An analysis by USA Today has found that college towns experienced more economic growth during the economic downturn that did many other localities. College towns -- despite cuts in college budgets -- continued to attract students, faculty members and research grants (with some additional funds coming from stimulus programs), the article noted.
A worldwide analysis by Nature of the salaries of men and women in academic science has found that men’s salaries were 18 to 40 percent higher in countries for which there were significant sample sizes -- Australia, Britain, Canada, Germany, India, Italy, Japan, Spain and the United States. The general pattern was for salary gaps to grow over the course of careers, with men's salaries starting to gain relative to women in the three-to-five year period after the start of a career in Europe and after six years in North America.
East-West University, which is facing a union drive by its adjuncts, is planning to offer them big raises.
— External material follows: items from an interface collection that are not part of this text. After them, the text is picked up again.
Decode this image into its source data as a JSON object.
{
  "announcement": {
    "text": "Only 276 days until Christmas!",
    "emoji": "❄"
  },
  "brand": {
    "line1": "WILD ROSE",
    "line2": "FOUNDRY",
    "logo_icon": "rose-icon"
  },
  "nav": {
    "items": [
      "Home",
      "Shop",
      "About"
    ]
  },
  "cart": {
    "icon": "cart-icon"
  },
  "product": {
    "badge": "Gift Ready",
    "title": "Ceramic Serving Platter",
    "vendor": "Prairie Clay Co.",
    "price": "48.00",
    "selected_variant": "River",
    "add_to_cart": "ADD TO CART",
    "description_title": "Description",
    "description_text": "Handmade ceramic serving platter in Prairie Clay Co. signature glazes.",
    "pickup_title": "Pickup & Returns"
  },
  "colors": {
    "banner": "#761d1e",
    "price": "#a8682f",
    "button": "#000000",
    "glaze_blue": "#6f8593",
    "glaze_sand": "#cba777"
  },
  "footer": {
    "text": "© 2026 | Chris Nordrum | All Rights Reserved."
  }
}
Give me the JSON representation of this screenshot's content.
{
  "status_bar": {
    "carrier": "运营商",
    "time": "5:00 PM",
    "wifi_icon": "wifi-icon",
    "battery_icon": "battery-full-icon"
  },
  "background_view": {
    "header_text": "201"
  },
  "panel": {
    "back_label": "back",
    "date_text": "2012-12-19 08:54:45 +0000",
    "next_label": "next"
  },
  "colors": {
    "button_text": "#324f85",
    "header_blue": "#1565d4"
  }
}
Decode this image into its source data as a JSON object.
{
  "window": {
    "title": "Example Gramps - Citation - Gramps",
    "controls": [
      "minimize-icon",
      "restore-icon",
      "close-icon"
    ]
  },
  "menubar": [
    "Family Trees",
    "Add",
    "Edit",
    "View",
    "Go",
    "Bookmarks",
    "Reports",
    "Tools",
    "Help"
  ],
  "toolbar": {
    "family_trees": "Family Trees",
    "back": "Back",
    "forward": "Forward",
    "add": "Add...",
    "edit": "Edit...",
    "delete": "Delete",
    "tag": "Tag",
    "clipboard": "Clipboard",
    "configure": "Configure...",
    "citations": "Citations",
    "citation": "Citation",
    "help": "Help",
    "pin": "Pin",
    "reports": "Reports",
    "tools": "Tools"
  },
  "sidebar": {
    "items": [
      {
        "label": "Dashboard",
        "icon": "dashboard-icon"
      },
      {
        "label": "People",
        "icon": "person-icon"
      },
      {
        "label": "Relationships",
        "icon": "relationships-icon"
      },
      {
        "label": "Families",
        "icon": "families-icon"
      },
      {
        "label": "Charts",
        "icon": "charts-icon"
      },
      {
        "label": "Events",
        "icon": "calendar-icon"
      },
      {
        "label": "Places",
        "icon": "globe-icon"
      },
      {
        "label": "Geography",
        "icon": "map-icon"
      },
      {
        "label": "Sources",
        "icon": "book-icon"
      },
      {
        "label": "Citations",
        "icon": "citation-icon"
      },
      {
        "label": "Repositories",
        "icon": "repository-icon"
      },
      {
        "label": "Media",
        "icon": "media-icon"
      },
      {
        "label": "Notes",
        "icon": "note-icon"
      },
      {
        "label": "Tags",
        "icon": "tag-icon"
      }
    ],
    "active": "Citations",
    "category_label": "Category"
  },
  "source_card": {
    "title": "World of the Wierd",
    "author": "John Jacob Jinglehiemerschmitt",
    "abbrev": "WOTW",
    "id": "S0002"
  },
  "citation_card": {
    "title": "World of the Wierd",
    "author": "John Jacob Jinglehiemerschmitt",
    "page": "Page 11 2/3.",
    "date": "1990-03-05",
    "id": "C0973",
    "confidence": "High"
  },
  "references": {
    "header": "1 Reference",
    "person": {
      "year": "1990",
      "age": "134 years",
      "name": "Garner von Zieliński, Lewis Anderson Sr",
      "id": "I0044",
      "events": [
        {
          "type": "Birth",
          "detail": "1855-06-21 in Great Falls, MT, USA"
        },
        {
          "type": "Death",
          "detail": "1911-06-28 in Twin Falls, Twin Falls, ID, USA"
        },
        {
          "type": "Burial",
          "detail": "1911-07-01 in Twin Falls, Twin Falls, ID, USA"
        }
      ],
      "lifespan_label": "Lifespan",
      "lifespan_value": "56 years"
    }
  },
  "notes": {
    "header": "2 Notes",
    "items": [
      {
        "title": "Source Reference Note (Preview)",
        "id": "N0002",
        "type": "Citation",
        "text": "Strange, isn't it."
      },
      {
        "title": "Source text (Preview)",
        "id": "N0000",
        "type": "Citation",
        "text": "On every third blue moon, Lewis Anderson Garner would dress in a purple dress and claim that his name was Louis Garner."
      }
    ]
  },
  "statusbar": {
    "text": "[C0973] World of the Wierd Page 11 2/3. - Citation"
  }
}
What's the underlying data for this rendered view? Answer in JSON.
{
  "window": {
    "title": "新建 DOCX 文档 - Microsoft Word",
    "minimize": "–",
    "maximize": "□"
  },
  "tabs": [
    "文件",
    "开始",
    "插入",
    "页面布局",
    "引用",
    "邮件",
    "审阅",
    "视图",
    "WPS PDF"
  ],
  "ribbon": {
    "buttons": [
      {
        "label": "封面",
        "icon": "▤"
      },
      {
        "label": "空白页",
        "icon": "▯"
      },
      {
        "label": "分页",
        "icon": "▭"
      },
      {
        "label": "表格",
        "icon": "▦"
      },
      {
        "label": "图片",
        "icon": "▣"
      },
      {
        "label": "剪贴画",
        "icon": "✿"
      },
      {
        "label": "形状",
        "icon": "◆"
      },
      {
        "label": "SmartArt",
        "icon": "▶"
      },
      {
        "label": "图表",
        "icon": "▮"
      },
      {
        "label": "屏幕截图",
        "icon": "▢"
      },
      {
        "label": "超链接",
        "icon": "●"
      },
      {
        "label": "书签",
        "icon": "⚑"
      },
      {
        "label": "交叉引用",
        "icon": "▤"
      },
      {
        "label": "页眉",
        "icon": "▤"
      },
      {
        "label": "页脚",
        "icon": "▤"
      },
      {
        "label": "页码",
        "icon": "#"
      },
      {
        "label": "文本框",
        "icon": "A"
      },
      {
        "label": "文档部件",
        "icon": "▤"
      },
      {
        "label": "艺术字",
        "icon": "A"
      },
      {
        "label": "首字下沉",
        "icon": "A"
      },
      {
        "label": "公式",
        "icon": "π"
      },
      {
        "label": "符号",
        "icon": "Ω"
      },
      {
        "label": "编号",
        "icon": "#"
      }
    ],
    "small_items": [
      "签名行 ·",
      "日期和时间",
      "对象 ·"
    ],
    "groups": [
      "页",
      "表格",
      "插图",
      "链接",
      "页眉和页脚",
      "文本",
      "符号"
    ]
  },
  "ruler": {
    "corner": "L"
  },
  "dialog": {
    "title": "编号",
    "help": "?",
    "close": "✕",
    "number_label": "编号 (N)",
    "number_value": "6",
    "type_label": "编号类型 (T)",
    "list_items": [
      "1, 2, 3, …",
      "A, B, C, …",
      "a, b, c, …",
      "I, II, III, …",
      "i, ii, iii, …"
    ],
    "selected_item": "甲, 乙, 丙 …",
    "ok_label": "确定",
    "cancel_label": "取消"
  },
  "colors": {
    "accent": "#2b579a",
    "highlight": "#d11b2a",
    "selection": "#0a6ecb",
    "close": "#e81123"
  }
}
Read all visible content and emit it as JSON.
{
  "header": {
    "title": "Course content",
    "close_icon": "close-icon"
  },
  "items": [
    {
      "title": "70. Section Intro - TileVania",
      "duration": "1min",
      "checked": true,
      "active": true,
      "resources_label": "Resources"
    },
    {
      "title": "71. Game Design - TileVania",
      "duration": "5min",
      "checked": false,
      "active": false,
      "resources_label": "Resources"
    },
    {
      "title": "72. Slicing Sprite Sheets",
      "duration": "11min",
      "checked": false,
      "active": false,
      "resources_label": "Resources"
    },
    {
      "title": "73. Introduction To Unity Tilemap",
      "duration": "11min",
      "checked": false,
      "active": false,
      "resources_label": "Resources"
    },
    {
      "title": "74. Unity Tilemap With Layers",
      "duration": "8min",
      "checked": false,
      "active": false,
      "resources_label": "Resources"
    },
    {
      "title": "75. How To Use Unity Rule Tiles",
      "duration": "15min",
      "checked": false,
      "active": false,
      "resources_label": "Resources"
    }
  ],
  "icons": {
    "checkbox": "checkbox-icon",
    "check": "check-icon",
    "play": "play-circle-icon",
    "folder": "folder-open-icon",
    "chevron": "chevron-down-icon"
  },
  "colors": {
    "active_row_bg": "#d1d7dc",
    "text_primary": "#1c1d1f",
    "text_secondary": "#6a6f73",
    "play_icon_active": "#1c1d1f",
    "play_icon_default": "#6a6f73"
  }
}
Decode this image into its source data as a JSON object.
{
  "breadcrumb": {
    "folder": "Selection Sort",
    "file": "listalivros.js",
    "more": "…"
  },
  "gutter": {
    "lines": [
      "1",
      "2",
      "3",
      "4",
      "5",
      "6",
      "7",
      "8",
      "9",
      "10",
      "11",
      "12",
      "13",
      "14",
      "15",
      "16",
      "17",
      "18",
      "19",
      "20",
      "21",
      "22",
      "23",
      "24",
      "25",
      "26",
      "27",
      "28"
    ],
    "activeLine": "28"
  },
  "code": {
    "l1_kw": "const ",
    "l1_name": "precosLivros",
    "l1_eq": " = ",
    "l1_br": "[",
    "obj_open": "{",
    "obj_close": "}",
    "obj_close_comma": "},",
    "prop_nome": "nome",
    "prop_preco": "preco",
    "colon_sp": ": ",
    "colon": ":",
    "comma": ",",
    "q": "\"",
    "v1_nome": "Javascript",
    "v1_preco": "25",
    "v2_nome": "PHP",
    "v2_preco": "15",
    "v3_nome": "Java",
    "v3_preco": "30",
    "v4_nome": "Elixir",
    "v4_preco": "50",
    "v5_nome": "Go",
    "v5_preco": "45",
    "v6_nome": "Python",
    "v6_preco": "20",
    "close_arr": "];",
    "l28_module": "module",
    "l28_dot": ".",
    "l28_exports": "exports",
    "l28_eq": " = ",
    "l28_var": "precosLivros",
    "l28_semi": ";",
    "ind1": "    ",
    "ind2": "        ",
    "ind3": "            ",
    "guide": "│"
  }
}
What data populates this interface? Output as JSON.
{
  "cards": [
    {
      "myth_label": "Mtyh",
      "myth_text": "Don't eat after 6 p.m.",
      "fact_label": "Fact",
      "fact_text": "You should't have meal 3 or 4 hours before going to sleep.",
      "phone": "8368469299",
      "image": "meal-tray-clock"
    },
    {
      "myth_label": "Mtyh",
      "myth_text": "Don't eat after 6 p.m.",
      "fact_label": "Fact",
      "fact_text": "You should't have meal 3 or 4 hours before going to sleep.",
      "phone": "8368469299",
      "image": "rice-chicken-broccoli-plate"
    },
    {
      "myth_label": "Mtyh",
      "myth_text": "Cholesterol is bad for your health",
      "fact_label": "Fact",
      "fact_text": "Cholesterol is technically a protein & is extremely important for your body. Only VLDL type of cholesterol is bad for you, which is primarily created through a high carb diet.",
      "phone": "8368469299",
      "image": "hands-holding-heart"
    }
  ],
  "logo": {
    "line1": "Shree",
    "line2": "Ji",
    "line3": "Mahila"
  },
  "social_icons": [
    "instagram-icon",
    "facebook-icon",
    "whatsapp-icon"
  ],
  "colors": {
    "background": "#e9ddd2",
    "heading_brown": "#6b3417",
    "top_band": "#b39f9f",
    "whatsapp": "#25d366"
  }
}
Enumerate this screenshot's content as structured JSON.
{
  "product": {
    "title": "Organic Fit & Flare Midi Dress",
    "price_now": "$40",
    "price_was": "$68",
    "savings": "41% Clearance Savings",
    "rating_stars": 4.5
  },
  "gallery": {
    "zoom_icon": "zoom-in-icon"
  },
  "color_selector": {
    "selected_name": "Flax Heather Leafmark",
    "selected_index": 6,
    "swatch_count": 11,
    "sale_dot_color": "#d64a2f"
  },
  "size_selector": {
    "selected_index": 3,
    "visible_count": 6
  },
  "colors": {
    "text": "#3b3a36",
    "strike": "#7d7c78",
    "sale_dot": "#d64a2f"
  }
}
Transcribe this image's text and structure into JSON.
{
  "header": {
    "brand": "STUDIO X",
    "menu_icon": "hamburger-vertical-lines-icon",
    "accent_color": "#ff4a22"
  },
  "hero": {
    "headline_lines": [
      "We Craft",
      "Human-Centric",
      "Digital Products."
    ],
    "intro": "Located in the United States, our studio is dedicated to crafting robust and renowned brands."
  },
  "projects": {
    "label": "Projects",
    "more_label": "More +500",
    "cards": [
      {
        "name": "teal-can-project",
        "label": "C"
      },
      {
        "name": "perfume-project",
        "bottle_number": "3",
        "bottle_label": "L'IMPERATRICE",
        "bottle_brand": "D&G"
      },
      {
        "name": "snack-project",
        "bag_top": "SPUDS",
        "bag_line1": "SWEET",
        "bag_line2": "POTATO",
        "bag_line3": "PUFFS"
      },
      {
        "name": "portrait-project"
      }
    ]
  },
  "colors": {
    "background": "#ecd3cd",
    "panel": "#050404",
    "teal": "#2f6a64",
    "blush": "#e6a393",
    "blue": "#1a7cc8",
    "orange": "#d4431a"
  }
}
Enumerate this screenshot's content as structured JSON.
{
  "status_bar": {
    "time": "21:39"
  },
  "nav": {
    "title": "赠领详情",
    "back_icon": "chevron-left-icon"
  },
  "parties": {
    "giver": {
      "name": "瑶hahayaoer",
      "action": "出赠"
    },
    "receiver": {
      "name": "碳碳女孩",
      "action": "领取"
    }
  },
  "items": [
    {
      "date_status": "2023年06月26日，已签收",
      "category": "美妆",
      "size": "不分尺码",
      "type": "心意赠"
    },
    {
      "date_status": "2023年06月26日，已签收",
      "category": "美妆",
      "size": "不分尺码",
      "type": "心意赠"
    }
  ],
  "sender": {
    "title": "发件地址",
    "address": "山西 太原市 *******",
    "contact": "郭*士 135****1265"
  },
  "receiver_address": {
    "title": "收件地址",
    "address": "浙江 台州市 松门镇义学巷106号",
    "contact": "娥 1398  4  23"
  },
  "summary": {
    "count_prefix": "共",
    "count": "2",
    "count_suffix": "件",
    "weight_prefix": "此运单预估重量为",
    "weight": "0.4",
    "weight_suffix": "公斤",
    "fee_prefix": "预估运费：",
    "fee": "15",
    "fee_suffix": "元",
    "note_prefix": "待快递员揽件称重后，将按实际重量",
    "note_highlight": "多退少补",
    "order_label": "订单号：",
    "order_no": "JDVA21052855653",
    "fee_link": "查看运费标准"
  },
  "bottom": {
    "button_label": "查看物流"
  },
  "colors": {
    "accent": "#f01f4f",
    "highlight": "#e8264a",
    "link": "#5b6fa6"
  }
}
A spokesman confirmed that the university plans to offer adjuncts without a Ph.D. a 13 percent increase in the fall, and those with a Ph.D. a 20 percent increase. According to the spokesman, the raises have nothing to do with the union drive, but are the results of a faculty review of adjunct pay at other Chicago institutions -- and the realization that East-West had fallen behind. The university has been facing criticism for new policies that officially notified adjuncts that they had no work this summer and that they would need to interview with the chancellor to obtain teaching assignments in the fall. Organizers of the union, which aims to affiliate with the National Education Association, believe these shifts were designed to delay a union vote, but the university denies this. One union organizer called the planned raises "window dressing."
A federal appeals court on Wednesday overturned a lower court's 2008 decision that shielded the Apollo Group, Inc., from a jury's $277 million verdict against it in a shareholder lawsuit. The ruling by the U.S. Court of Appeals for the Ninth Circuit essentially reinstated the jury's 2008 finding that a group of stockholders in the parent company of the University of Phoenix were harmed by the company's approach to disclosing information about a critical government report. Although the jury called for Apollo to pay $277.5 million in damages, a federal judge overturned that verdict in August 2008, ruling in Apollo's favor. But in its ruling Wednesday, which Apollo critiqued, the Ninth Circuit appeals panel said that the lower court judge had "erred" and that the damages award should stand.
The 80-hour maximum work week (based on a four-week average) wouldn't be changed under proposed rules for medical residents issued Wednesday by a committee of the Accrediting Council for Graduate Medical Education. The committee said that the maximum was not inherently dangerous to medical care, as some critics have charged. At the same time, however, the committee did propose other changes, including a limit of a 16-hour day for first-year residents and more detailed instructions on the direction that must be provided to first-year residents. The Association of American Medical Colleges issued a statement praising the new recommendations.